Two people in Manchester are facing serious criminal charges after police searched their home and found large amounts of drugs and cash. While the details are sketchy at this point, the search seems to have been initiated after the couple’s 2-year-old son was hospitalized after being found unresponsive on their couch.
The incident highlights how quickly police can invade your right to privacy.
Couple Faces Drug Charges
The terrible situation began on Friday, May 25, 2018, when the parents of a 2-year-old child found him unresponsive on a couch in their Manchester, New Hampshire home. They rushed the boy to the Catholic Medical Center, where they told the staff that the child might have eaten dry wall from a small plastic bag in their home.
Unfortunately, the child died later that day.
While an autopsy has not yet been performed to find the true cause of death, police managed to conduct a search of the couple’s home. According to the initial reports, once inside, police found a significant amount of heroin, cocaine, crack cocaine, and suboxone, as well as $12,000 in cash.
The couple was arrested and have been charged with four counts of drug possession with intent to distribute.
Police Cannot Search Homes Without a Reason
While there are a lot of things going on in this story, and there are a lot of details that have not been provided, an important part of the story is the space between the trip to the hospital and when the police searched the couple’s home.
The Fourth Amendment prohibits searches that are “unreasonable.” In order for a search to be reasonable, police either need a warrant to do it, or their search has to fit within one of a small handful of exceptions to the warrant requirement.
In this Case, Several Options for Search
In this case, there are several possible openings that the police could have used to search the couple’s home.
First, they could have gotten the couple’s consent. Consent searches are the most common way for police to perform unreasonable searches that would have violated the Fourth Amendment, because giving your consent automatically makes the search reasonable.
Second, the medical staff at the hospital may have gotten suspicious about the child’s injury and notified the police of potential drug activity. These statements could have been used to obtain a search warrant that was then executed to find the drugs in the home.

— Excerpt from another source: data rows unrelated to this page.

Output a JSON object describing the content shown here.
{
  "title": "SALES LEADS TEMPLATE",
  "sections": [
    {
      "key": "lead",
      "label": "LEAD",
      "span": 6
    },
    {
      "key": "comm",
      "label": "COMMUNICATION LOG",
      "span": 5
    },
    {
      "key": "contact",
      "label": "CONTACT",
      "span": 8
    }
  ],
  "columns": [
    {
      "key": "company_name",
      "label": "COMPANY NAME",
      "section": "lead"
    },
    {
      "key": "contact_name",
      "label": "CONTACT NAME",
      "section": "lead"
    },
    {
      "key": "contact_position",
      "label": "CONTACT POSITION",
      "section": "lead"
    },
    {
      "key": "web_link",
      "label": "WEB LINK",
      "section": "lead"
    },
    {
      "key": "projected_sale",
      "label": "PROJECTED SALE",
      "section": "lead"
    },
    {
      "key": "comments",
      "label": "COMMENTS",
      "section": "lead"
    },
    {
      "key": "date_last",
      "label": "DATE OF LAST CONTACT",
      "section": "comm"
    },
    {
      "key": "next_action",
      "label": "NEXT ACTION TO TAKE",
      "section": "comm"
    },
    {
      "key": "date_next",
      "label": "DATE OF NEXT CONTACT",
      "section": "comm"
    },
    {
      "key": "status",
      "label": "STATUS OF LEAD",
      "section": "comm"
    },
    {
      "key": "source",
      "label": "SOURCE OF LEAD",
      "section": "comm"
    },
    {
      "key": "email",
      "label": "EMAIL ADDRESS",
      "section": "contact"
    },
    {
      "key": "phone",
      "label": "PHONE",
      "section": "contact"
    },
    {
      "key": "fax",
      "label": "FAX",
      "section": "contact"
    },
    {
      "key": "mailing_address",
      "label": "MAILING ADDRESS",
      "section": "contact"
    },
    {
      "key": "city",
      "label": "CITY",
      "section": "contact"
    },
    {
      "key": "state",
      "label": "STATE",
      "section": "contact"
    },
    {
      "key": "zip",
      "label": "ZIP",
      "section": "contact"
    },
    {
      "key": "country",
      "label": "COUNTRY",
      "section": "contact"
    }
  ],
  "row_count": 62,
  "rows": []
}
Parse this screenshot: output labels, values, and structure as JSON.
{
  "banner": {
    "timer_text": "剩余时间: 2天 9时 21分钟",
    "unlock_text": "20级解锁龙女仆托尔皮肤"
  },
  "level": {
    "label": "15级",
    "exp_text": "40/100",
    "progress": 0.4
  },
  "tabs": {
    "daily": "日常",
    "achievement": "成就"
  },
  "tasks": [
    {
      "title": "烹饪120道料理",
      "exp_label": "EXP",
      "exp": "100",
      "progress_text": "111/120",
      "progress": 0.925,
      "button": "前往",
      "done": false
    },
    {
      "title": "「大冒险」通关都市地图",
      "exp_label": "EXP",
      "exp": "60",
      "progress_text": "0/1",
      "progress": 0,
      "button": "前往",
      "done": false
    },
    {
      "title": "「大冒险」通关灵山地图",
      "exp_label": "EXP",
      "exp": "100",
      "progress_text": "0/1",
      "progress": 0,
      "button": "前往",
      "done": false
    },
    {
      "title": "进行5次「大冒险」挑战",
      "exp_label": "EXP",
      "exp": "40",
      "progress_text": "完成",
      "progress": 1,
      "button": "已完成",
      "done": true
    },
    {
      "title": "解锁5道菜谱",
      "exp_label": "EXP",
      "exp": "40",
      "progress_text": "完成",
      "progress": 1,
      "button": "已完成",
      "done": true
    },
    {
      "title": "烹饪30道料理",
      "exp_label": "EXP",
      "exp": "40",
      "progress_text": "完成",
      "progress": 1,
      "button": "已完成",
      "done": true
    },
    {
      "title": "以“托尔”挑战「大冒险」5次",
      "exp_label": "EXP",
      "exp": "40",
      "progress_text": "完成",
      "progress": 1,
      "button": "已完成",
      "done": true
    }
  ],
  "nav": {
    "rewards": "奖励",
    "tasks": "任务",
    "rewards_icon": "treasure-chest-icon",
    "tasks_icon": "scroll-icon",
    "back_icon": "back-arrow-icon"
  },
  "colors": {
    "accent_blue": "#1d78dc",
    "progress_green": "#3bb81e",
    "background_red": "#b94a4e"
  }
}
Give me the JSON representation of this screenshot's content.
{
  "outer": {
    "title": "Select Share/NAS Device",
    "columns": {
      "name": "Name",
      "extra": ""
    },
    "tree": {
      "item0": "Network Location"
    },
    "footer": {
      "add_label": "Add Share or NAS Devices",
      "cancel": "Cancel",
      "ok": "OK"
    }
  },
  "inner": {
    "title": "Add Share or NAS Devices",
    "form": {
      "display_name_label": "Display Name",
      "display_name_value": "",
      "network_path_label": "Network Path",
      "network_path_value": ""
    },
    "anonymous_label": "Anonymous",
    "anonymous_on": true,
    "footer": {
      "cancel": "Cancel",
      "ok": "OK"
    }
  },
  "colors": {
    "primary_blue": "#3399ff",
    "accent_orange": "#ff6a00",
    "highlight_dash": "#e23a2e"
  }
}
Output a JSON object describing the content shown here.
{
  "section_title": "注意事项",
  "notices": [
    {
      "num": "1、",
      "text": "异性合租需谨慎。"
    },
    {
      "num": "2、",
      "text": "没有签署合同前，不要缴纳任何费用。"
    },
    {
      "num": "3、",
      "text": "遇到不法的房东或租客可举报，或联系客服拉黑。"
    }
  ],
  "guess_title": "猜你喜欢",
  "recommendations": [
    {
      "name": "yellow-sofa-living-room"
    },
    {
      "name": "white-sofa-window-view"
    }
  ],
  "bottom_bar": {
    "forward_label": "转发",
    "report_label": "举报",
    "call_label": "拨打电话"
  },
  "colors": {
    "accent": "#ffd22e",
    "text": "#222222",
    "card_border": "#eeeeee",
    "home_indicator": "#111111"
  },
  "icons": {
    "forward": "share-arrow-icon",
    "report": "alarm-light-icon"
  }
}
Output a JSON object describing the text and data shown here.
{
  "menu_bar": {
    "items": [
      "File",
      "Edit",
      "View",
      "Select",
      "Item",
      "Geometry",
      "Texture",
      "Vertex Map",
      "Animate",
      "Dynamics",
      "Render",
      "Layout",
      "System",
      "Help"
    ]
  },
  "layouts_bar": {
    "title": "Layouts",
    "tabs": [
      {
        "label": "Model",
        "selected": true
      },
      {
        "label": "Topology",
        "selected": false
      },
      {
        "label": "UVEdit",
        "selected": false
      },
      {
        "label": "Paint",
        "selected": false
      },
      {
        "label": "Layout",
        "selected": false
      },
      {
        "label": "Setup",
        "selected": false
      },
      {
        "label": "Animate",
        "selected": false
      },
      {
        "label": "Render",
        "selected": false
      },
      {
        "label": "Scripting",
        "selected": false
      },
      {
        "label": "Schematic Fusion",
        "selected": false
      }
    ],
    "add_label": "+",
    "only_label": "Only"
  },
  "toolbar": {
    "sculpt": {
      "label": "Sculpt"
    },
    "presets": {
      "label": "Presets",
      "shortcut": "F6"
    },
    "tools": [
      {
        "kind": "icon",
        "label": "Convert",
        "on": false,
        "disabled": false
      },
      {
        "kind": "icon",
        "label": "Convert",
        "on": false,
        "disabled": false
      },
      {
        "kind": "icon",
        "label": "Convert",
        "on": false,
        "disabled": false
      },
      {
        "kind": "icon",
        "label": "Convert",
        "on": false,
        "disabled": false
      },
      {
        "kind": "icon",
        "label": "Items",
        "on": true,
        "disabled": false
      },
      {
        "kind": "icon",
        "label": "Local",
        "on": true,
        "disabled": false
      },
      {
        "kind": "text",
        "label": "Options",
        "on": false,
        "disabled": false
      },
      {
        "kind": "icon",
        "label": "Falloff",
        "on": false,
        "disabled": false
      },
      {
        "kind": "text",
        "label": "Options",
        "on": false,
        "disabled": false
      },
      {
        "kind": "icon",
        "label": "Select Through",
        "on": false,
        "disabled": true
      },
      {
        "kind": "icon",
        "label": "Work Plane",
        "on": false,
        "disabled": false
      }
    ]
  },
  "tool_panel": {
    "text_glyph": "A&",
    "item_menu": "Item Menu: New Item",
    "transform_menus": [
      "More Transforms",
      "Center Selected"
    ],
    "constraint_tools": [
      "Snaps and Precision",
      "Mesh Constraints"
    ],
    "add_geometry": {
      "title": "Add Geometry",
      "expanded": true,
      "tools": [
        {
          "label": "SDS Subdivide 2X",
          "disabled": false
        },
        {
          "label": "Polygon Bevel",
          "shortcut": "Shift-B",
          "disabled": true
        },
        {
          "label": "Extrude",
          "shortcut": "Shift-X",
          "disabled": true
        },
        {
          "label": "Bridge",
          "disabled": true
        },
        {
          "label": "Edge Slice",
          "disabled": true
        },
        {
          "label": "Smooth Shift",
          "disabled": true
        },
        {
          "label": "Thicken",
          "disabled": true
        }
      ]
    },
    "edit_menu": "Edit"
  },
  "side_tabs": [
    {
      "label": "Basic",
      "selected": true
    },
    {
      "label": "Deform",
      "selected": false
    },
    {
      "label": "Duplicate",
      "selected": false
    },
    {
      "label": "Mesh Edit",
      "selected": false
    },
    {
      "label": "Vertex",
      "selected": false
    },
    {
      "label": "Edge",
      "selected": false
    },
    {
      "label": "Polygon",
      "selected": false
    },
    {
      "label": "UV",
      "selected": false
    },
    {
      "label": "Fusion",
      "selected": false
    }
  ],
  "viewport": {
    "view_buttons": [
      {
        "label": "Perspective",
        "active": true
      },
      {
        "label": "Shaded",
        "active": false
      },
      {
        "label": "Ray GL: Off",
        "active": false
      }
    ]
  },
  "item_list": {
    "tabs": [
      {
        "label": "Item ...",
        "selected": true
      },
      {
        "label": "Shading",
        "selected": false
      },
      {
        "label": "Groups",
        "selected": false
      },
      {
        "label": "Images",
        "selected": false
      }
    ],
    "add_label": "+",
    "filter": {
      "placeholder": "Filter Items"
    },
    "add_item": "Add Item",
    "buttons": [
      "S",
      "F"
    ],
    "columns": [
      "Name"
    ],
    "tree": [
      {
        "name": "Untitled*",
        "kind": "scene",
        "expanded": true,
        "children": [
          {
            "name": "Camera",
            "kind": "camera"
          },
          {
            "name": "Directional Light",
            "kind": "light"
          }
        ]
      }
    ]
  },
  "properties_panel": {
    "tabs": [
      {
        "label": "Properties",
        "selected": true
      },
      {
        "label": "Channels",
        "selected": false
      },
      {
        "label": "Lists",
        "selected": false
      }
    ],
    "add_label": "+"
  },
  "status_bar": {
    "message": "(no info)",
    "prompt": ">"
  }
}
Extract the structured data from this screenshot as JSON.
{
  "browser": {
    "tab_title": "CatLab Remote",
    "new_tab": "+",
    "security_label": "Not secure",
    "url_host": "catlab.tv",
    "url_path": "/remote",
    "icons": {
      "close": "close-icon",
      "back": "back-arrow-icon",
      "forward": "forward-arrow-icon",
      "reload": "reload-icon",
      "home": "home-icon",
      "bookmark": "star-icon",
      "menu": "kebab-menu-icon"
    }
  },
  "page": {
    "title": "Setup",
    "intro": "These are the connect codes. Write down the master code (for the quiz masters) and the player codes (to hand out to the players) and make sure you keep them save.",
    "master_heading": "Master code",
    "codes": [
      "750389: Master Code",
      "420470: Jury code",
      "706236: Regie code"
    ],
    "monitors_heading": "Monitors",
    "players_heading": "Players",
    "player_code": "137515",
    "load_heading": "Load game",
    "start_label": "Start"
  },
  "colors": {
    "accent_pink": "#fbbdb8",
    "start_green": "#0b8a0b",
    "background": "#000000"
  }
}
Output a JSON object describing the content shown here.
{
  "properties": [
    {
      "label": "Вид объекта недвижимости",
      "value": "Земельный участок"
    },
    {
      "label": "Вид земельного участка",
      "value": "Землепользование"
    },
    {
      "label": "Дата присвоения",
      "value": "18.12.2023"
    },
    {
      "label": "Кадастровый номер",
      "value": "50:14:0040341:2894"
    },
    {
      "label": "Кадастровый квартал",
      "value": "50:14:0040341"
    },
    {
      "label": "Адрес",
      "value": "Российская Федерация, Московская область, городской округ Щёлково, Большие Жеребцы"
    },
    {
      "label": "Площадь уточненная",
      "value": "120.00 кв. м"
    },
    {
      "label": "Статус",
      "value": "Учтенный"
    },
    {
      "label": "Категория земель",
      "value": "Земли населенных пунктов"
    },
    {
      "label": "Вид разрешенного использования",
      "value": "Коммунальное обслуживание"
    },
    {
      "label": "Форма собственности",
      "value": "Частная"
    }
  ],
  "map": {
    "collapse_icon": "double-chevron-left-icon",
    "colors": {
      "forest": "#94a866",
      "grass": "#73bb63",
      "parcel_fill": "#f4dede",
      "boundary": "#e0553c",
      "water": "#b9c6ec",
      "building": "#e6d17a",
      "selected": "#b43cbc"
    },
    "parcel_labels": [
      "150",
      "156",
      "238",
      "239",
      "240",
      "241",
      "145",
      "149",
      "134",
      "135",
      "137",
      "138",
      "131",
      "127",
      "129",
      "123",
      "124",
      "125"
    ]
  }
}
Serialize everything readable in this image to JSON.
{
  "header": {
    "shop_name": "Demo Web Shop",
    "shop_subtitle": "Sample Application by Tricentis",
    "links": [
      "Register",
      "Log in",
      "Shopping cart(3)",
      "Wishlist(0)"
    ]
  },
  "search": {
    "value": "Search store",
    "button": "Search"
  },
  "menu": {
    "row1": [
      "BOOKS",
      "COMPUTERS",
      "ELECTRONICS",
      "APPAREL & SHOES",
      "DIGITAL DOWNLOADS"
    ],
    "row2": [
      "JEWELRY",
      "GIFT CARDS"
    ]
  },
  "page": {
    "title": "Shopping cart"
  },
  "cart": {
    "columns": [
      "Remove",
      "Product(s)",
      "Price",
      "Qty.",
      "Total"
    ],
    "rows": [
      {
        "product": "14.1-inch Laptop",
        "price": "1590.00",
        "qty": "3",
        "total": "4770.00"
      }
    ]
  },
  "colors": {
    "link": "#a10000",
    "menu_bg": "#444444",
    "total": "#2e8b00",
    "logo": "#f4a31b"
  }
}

Finally, there may have been an administrative search by, for example, the Department of Children, Youth and Families (DCYF) after the boy’s death. Because investigators from the DCYF are not police or law enforcement, they do not need a warrant to conduct an investigation. However, if they noticed evidence of drug activity, DCYF officers can still notify the police and give them what they need to obtain a search warrant.
New Hampshire Criminal Defense Attorneys at Tenn And Tenn, P.A.
It is always helpful to have a criminal defense attorneys at your side even before the charges have been filed. If you think you are being investigated for a crime in New Hampshire, call the law office of Tenn And Tenn, P.A. at (888) 511-1010 or contact us online.